The meagre remains were transplanted to a high container well away from the vile slimers with a few fresh seeds popped in for good luck. Though it took almost 3 months to get there, I now have a pot full of intensely scented flowers in vibrant shades of pink from shocking fuchsia to pale strawberry ice cream. The fragrance is stunning, with a sweet sugared almond quality topping what we know as ‘the smell of sweet peas’. The long stems make choosing a vase easy and they sit well amongst other cottage garden plants such as Godetia and Cornflowers.
The easiest variety to grow was Juliet. I sowed seeds on both the windowsill and outdoors in their growing spot. The young seedlings all thrived, again pinched out but this these little plants somehow avoided slug carnage. Just 4 plants have made a 5 foot wall of scent with a bushy vigorous habit. They are positively bionic. The longest of the stems I gathered today was a massive 12 inches making them ideal for the show bench were I brave enough to engage in competitive gardening. The powerful scent lasts for at least a day longer than the other varieties when cut for the vase, however I’m not sure that I like it as much as Promise. Whilst it is definitely a sweet pea fragrance, there is a hint of green sappiness and an odd musky quality that makes it feel slightly ‘feral’. The cream coloured flowers do however make for beautiful arrangements, complimenting showier companions.

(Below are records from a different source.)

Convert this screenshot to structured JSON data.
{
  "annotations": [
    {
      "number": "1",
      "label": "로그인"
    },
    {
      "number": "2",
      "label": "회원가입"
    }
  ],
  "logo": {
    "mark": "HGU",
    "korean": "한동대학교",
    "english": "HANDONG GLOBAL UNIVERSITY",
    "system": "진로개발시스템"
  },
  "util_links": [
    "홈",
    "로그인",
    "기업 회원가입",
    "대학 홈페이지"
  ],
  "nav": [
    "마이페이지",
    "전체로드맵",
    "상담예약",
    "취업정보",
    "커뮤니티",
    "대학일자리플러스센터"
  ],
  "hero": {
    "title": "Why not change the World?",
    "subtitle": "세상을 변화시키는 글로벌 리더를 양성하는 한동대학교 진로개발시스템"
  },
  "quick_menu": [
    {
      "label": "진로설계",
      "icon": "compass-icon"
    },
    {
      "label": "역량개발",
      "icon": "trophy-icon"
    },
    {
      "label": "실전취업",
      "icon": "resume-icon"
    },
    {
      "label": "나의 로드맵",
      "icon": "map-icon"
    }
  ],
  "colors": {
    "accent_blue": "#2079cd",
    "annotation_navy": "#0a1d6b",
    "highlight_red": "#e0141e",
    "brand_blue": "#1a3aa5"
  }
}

Fragrantissima was sown rather late directly in my friend’s allotment. It hasn’t flowered yet but it’s covered in buds and ready to pop at any moment. It appears to be trying to mate with its bountiful courgette neighbour.
The unknowns turned out to be what we think of as a traditional Spencer type mix, with blooms in a variety of colours on relatively short stems. It smells exactly as you’d imagine it to smell and has seduced the Postman who I I caught with his nose in a bloom halfway up the garden path.

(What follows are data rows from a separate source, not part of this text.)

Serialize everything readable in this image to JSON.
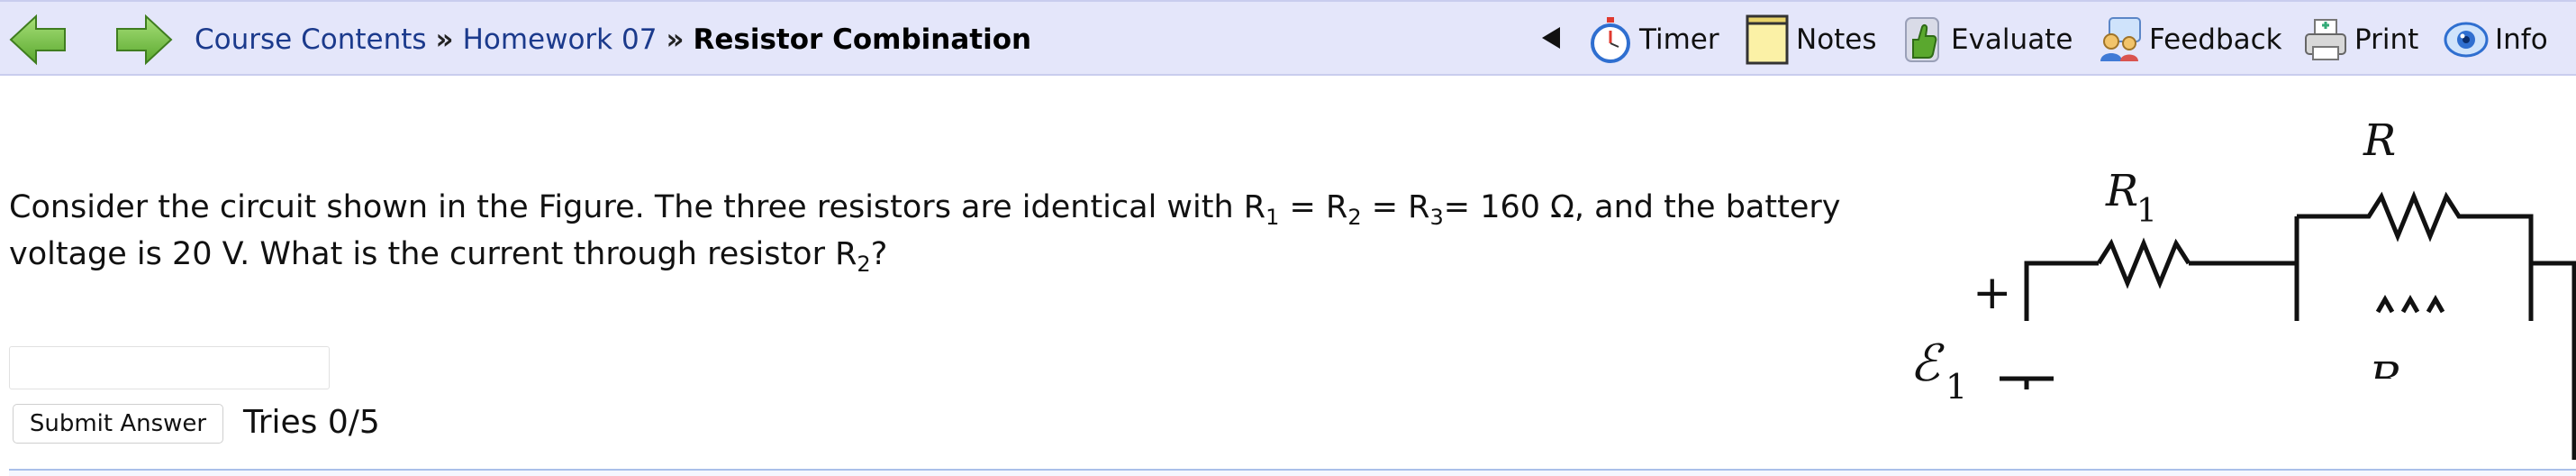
{
  "nav": {
    "crumbs": [
      {
        "label": "Course Contents",
        "link": true
      },
      {
        "label": "Homework 07",
        "link": true
      },
      {
        "label": "Resistor Combination",
        "link": false
      }
    ],
    "separator": "»"
  },
  "toolbar": {
    "timer_label": "Timer",
    "notes_label": "Notes",
    "evaluate_label": "Evaluate",
    "feedback_label": "Feedback",
    "print_label": "Print",
    "info_label": "Info"
  },
  "question": {
    "part1": "Consider the circuit shown in the Figure. The three resistors are identical with R",
    "sub1": "1",
    "part2": " = R",
    "sub2": "2",
    "part3": " = R",
    "sub3": "3",
    "part4": "= 160 Ω, and the battery voltage is 20 V. What is the current through resistor R",
    "sub4": "2",
    "part5": "?"
  },
  "answer": {
    "value": "",
    "submit_label": "Submit Answer",
    "tries_label": "Tries 0/5"
  },
  "figure": {
    "r1_letter": "R",
    "r1_sub": "1",
    "r2_letter": "R",
    "r3_letter": "R",
    "emf_letter": "ℰ",
    "emf_sub": "1",
    "plus": "+"
  },
  "colors": {
    "topbar_bg": "#e4e6fa",
    "link": "#1b3a8c",
    "arrow_green": "#7dc84a"
  }
}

This autumn I will early sow Promise once more, perhaps surrounded by eggshells, beer traps, copper rings and a bloke hired from a security company on night watch. I’ll also be growing ‘Heirloom Mixed’ and ‘High Scent’ which both promise to be delightfully fragrant.

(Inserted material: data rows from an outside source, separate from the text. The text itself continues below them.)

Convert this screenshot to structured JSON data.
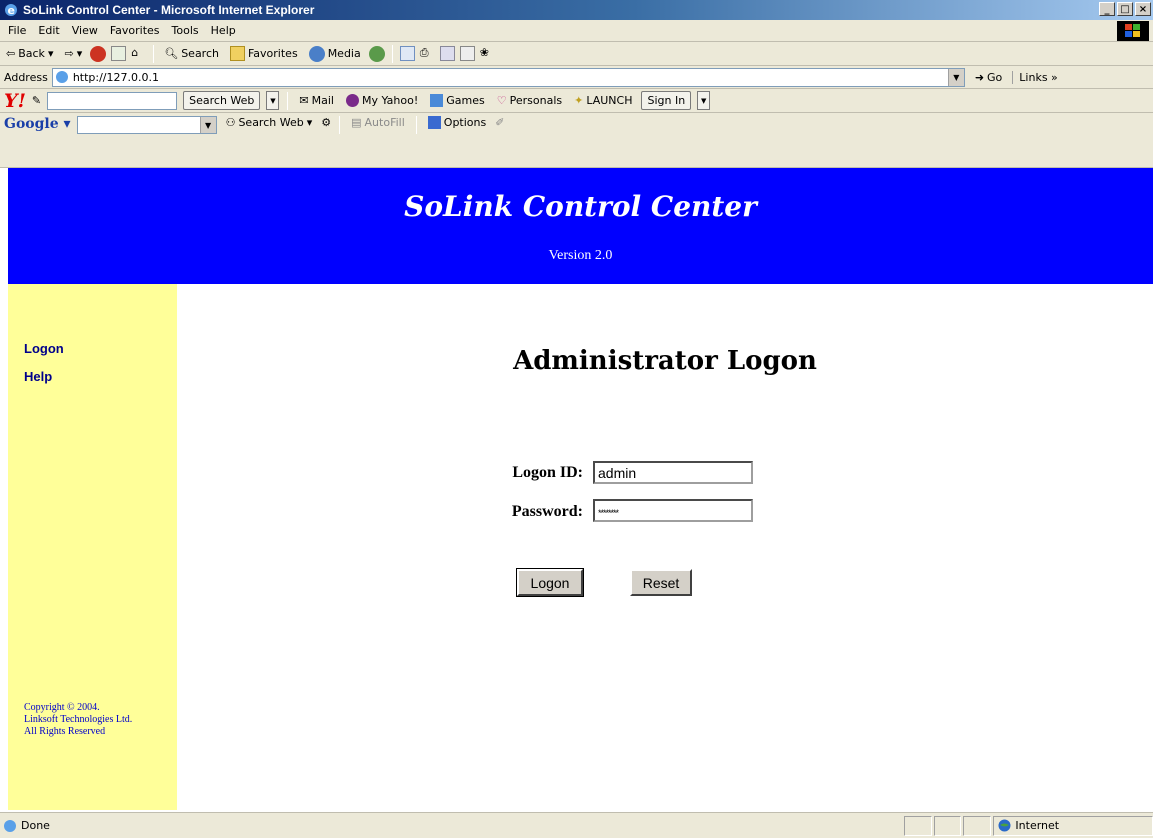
{
  "window": {
    "title": "SoLink Control Center - Microsoft Internet Explorer",
    "controls": {
      "minimize": "_",
      "maximize": "□",
      "close": "×"
    }
  },
  "menu": [
    "File",
    "Edit",
    "View",
    "Favorites",
    "Tools",
    "Help"
  ],
  "toolbar": {
    "back": "Back",
    "search": "Search",
    "favorites": "Favorites",
    "media": "Media"
  },
  "address_bar": {
    "label": "Address",
    "url": "http://127.0.0.1",
    "go": "Go",
    "links": "Links"
  },
  "yahoo_bar": {
    "logo": "Y!",
    "search_button": "Search Web",
    "mail": "Mail",
    "my_yahoo": "My Yahoo!",
    "games": "Games",
    "personals": "Personals",
    "launch": "LAUNCH",
    "sign_in": "Sign In"
  },
  "google_bar": {
    "logo": "Google",
    "search_button": "Search Web",
    "autofill": "AutoFill",
    "options": "Options"
  },
  "page": {
    "title": "SoLink Control Center",
    "version": "Version 2.0",
    "sidebar": {
      "links": [
        "Logon",
        "Help"
      ],
      "copyright": [
        "Copyright © 2004.",
        "Linksoft Technologies Ltd.",
        "All Rights Reserved"
      ]
    },
    "heading": "Administrator Logon",
    "form": {
      "logon_id_label": "Logon ID:",
      "logon_id_value": "admin",
      "password_label": "Password:",
      "password_value": "********",
      "logon_button": "Logon",
      "reset_button": "Reset"
    }
  },
  "status": {
    "text": "Done",
    "zone": "Internet"
  }
}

I’d love to hear what are you fragrant favourites this year.
Discover the fascinating history of the heirloom sweet pea & other interesting articles in our sweet peas hub.
After living in a city flat for 6 years, I’ve recently become the obsessive owner of a tiny ramshackle house and garden in West Yorkshire. I love to grow scented flowers as perfume is my passion and raising my whiffy plants from seed makes me feel like a goddess!
I am the author of Odiferess, a blog about perfume and the often bizarre culture of the scented world. You can find me at http://odiferess.blogspot.co.uk.
Your house and garden sound delightful. Very H.E. Bates.Send us some more pictures of it, I am very envious, and what a clever cat!
Such an idyllic lifestyle you lead my dear. I’m sure i would know your house by its fragrance even if i was blindfolded. I have to admit the only plant i own is a succulent (which i call my money plant). I have managed to keep it alive for quite a few years – anything else seems to die on me…….
I forget what the real scent of sweet peas is like but i do love honeysuckle in the evening air, and the smell of sweet roses and daffodils.
Damm those horrid slugs – i give them the salt treatment….. ugh
I’m with you on Honeysuckle. My first ever perfume was a little plastic flip top brooch filled with honeysuckle fragrance balm that my mum bought me from the Avon lady. I’ve loved it ever since!
Love your blog. I can’t pick a favourite scent though as there’s far too many to choose from.
The smell of honeysuckle in the frosty spring mornings, Nicotianas in balmy summer evenings, tomatoes on the vine in a greenhouse. I could go on!
Not too keen on the scent of Lilly’s.
Looking forward to your next blog.